Social-emotional learning apps seem to come and go in greater rapidity than other subjects, and many free ones offered several years ago are no longer free or available. On the other hand, there are more now for sale.
A good source of free, high-quality apps are nonprofit organizations such as PBSKids.org, Sesame Street Workshop, and Shine Centre for Autism, as well as long-standing companies such as Model Me Kids, LLC. Here are some highly-rated apps and games for several age ranges which are free.
OK for nonreaders
Model Me Going Places 2 by Model Me Kids LLC. Available for iOS only, this app offers social stories through photographs of children, showing how to behave in a variety of scenarios, including the playground, at the mall, and waiting in line.
Breathe, Think, Do with Sesame by Sesame Workshop. Available for iOS and Droid, and in both English and Spanish, this app offers Interactive cartoons which teach how to deal with frustration, separation anxiety, disappointment, impatience, and fear of the dark. It suggests using a “breathe, think, and do” strategy — breath slowly three times, think of a plan (three plans per problem are suggested), then do it.
Daniel Tiger’s Neighborhood by PBSKids.org. The website offers free interactive activities, social stories, and videos about handling emotions, being helpful, and expressing gratitude.
Sanford SEL by sanfordharmony.org. Available for Android tablet; an iOS version is advertised but is hard to find. A suite of activities with classroom organization features (teacher login, class creation, student login), designed to support Common Core State Standards and national, state, and district SEL initiatives. Offers:
- Storybooks in picture book format with narration, with real-life problem scenarios
- Meet Up whole-class discussion topics
- Buddy Up peer activites
- Ability to record observations about student behavior
Autism Emotion, by Model Me Kids, LLC. If you search for “autism emotion” on the Play Store or App Store, you can find many free apps. This one, available on iOS only, has good production value and no advertising. It discusses the emotions “happy,” “sad,” “proud,” and “calm” using a short social story and a song.
For kids who can read
Say It… Or Not? by Happy Frog Apps. Helps the player to think about the feelings of others during conversations. Free trial on iOS; available for sale on Android.
Do it… or Not? by Happy Frog Apps. Helps the player to think about the feelings of others as a result of one’s actions. Free trial on iOS; available for sale on Android.
Conversation Planner by Happy Frog Apps. Helps the player figure out what a conversation partner is, why to have a conversation, and what to talk about. Free trial on iOS; available for sale on Android.
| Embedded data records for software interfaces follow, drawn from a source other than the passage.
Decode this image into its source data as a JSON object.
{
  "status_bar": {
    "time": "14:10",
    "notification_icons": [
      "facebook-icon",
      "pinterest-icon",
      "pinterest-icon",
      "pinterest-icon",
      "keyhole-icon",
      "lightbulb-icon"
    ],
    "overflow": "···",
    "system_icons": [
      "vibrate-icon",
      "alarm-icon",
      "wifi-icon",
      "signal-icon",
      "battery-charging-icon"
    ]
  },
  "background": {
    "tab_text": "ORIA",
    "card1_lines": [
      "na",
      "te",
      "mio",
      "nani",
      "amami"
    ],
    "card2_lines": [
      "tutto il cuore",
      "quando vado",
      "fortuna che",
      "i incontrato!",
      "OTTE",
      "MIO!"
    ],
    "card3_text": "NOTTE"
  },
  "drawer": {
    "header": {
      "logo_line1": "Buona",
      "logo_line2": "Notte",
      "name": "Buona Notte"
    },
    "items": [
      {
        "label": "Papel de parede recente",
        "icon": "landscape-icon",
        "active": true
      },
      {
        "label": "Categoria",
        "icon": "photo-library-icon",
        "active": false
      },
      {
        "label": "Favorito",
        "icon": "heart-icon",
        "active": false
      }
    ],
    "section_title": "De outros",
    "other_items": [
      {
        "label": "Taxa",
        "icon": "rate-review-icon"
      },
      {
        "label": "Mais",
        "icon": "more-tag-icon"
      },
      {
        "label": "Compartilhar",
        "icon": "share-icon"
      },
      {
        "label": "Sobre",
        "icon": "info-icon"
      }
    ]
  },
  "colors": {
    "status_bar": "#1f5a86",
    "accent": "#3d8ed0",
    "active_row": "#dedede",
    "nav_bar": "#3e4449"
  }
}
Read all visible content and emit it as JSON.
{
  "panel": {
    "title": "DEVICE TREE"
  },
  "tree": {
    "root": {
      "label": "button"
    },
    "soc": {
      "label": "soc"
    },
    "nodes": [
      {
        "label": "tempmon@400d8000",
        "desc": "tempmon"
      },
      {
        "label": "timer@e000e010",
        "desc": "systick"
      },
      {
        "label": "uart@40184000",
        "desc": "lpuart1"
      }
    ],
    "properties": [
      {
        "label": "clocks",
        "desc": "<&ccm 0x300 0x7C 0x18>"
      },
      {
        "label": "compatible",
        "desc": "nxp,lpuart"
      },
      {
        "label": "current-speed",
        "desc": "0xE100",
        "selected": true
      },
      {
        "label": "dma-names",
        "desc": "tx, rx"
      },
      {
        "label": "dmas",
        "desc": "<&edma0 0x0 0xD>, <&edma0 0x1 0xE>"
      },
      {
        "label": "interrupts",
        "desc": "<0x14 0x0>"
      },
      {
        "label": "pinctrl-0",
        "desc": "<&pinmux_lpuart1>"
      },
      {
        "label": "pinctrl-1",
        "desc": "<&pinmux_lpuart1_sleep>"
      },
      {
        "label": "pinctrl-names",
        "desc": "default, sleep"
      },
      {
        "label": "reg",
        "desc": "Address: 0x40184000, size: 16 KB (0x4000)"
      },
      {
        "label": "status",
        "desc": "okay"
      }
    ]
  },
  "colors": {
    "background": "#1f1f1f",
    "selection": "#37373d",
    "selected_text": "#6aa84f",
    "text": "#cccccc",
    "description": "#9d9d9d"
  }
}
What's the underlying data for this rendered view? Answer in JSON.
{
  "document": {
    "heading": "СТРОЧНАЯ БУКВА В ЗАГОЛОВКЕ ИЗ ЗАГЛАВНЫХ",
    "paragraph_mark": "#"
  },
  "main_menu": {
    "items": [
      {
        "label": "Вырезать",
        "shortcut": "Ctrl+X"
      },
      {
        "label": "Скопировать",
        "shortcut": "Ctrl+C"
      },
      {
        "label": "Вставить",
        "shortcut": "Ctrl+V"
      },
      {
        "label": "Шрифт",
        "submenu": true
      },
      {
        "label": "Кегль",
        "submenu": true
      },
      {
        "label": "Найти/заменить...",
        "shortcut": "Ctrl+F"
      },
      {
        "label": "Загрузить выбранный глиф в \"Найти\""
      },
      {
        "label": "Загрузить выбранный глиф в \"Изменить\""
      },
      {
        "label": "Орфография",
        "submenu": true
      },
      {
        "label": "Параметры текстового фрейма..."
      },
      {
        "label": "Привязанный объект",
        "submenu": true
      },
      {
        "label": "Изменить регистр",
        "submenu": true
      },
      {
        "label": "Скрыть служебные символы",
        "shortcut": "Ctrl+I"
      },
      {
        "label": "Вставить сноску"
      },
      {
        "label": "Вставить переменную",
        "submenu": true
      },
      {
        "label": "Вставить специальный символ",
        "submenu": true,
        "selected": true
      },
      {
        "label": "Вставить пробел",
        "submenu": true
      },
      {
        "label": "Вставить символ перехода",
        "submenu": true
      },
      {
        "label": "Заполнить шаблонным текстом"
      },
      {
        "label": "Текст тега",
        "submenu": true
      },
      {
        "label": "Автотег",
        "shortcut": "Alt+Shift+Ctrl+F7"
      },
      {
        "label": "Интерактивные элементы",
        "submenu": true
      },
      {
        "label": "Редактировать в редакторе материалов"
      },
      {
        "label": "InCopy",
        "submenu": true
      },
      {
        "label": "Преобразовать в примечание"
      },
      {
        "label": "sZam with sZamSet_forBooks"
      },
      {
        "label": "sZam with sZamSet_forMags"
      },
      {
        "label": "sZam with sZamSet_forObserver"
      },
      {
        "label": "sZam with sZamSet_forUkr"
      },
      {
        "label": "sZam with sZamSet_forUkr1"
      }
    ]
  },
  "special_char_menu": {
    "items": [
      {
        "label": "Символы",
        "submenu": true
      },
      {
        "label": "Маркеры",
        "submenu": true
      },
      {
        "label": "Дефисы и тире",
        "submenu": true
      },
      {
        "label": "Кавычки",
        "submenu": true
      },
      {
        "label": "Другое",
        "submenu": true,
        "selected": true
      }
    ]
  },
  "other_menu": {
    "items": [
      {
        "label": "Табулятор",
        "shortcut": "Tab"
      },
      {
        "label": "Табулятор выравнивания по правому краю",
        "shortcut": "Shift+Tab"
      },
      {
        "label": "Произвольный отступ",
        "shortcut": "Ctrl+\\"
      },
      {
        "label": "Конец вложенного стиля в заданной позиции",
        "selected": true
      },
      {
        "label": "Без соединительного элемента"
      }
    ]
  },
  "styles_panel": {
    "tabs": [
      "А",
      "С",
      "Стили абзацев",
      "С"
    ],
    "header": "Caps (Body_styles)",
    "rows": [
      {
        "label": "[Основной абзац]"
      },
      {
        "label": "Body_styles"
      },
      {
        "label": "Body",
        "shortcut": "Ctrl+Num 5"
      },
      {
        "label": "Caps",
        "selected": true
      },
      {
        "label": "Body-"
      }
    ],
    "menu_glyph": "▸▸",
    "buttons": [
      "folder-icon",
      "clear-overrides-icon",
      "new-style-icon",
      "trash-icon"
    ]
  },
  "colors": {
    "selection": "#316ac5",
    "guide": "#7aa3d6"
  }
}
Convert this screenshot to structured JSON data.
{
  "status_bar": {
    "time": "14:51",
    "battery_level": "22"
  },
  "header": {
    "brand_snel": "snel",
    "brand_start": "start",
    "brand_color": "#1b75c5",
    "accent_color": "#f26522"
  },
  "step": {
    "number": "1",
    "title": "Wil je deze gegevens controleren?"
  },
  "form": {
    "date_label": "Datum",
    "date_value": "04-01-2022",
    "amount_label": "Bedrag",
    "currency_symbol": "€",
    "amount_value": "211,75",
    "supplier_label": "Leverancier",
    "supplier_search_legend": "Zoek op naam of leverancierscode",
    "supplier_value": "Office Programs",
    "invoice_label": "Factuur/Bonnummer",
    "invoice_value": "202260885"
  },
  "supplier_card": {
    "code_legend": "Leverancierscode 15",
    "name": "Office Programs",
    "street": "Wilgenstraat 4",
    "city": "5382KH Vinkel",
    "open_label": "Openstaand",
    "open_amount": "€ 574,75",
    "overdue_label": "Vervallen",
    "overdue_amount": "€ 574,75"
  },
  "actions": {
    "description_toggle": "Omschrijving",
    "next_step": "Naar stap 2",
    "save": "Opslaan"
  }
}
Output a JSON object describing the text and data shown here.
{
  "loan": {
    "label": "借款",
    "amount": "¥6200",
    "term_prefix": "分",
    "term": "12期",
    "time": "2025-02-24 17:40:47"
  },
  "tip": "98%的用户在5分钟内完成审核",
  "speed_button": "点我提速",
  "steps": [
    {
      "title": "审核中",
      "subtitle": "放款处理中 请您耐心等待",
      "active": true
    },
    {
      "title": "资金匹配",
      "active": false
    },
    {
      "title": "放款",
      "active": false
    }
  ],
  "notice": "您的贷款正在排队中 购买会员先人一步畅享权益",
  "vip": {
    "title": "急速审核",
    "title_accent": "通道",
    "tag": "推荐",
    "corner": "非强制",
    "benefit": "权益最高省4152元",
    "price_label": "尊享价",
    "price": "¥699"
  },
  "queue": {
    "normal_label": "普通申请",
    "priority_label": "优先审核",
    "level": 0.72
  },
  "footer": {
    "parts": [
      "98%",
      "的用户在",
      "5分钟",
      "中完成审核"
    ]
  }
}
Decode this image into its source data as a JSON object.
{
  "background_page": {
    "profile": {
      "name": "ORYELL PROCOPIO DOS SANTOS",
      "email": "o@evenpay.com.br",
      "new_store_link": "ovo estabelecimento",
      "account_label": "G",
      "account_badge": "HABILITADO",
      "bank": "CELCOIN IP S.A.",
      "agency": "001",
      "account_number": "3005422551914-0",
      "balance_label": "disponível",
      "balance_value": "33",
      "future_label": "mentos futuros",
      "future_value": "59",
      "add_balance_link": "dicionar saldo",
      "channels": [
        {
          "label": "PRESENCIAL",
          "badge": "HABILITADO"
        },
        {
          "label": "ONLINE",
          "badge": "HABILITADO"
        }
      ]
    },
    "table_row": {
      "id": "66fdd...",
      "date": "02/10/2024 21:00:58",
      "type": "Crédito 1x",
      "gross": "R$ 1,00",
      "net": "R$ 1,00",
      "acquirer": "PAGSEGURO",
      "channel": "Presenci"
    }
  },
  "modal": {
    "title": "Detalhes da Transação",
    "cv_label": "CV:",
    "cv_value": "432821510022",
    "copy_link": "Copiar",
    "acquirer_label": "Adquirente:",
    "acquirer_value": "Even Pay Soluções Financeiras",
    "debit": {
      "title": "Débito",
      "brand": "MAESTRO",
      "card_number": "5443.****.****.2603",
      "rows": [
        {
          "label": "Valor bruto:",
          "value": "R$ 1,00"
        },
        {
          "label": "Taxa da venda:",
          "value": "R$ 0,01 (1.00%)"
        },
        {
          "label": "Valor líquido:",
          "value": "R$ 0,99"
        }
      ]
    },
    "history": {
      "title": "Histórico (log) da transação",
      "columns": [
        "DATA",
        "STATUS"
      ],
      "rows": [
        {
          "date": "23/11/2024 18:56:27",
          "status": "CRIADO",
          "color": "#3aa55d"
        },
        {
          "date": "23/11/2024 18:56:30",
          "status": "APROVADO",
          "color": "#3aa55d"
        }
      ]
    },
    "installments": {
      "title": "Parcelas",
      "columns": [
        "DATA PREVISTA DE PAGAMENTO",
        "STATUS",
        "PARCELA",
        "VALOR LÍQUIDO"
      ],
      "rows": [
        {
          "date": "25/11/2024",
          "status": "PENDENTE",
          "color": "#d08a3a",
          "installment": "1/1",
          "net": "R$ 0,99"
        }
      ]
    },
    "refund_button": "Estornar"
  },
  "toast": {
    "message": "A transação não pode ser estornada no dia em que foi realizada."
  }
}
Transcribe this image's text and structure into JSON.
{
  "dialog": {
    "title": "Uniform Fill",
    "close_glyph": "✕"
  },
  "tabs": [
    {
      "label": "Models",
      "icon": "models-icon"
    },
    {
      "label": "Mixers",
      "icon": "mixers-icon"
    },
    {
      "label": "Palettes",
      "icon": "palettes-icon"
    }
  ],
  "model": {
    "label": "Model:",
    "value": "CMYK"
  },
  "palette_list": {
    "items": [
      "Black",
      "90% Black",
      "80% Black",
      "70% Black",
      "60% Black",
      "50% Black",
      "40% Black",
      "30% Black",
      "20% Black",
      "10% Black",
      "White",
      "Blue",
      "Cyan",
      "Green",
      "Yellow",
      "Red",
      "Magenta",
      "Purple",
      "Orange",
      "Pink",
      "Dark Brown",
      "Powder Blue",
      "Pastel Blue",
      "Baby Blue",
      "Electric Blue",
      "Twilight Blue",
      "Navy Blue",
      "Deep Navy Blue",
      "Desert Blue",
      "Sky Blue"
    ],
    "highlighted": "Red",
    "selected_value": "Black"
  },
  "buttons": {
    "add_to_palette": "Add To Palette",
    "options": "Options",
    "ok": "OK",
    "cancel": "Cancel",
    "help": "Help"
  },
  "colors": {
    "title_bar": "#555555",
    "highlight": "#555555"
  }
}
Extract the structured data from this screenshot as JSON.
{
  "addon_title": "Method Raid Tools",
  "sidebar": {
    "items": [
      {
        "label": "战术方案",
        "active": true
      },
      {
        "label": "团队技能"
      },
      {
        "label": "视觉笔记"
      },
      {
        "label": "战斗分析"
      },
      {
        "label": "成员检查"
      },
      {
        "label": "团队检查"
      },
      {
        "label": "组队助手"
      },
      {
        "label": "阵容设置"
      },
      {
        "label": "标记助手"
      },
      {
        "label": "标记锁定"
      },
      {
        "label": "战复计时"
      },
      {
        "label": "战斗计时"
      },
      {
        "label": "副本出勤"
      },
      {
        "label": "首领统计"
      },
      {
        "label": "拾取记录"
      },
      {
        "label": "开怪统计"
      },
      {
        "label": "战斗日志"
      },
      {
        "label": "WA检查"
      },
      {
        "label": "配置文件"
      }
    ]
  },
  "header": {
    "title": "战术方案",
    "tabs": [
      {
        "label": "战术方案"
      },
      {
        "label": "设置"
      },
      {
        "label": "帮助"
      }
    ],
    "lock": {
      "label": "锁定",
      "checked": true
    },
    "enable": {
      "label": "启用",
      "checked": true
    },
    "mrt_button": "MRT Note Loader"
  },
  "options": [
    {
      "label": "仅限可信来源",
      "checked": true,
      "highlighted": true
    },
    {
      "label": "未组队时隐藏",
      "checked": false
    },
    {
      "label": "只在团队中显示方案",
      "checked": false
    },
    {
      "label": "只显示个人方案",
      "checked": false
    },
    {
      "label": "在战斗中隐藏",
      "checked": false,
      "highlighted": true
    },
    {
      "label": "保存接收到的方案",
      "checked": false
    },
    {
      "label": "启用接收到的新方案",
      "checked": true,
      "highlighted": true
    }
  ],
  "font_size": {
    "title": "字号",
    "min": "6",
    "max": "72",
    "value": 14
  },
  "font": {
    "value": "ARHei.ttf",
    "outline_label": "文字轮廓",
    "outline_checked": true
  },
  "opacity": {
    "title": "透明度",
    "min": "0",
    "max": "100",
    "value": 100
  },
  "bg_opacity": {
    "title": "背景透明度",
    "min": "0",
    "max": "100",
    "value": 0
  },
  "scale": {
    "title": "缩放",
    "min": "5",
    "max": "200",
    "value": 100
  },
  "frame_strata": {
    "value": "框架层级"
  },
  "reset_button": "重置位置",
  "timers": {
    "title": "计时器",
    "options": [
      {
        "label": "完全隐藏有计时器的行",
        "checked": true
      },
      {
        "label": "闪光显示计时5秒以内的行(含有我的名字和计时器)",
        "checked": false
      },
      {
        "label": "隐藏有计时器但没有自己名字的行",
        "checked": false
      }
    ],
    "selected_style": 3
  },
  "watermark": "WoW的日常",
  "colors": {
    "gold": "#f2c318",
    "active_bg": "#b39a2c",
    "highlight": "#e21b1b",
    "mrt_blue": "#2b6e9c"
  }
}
Kloog 2: Return to Zugopolis: Available for iOS and Android. An award-winning app designed for kids with autism but helpful for everyone. Discusses what friends are and how to be one, including how to deal with disagreements. Made in Ireland, it might have a more restrictive definition of a “friend” than in the United States, but it does help define real friendship. Good for students 8 and up.
Other app recommendations
If you do have money for software, it’s worth checking out the following recommendations, though some of the products mentioned are no longer available.
- Downloads That Build Social Skills, on ADDitudemag.com
- Social-Emotional Apps for Special Ed on edutopia.org
- 5 iPad Apps for Social and Emotional Learning, on teachthought.com
- Understood.org, which focuses on students with learning and attention issues, gives app recommendations in many areas, filterable by topic and grade level. On Understood.org, click on Your Parent Toolkit > Tech Finder, then in the Select issue drop-down menu, select Social Skills, including conversation, then select the desired grade level.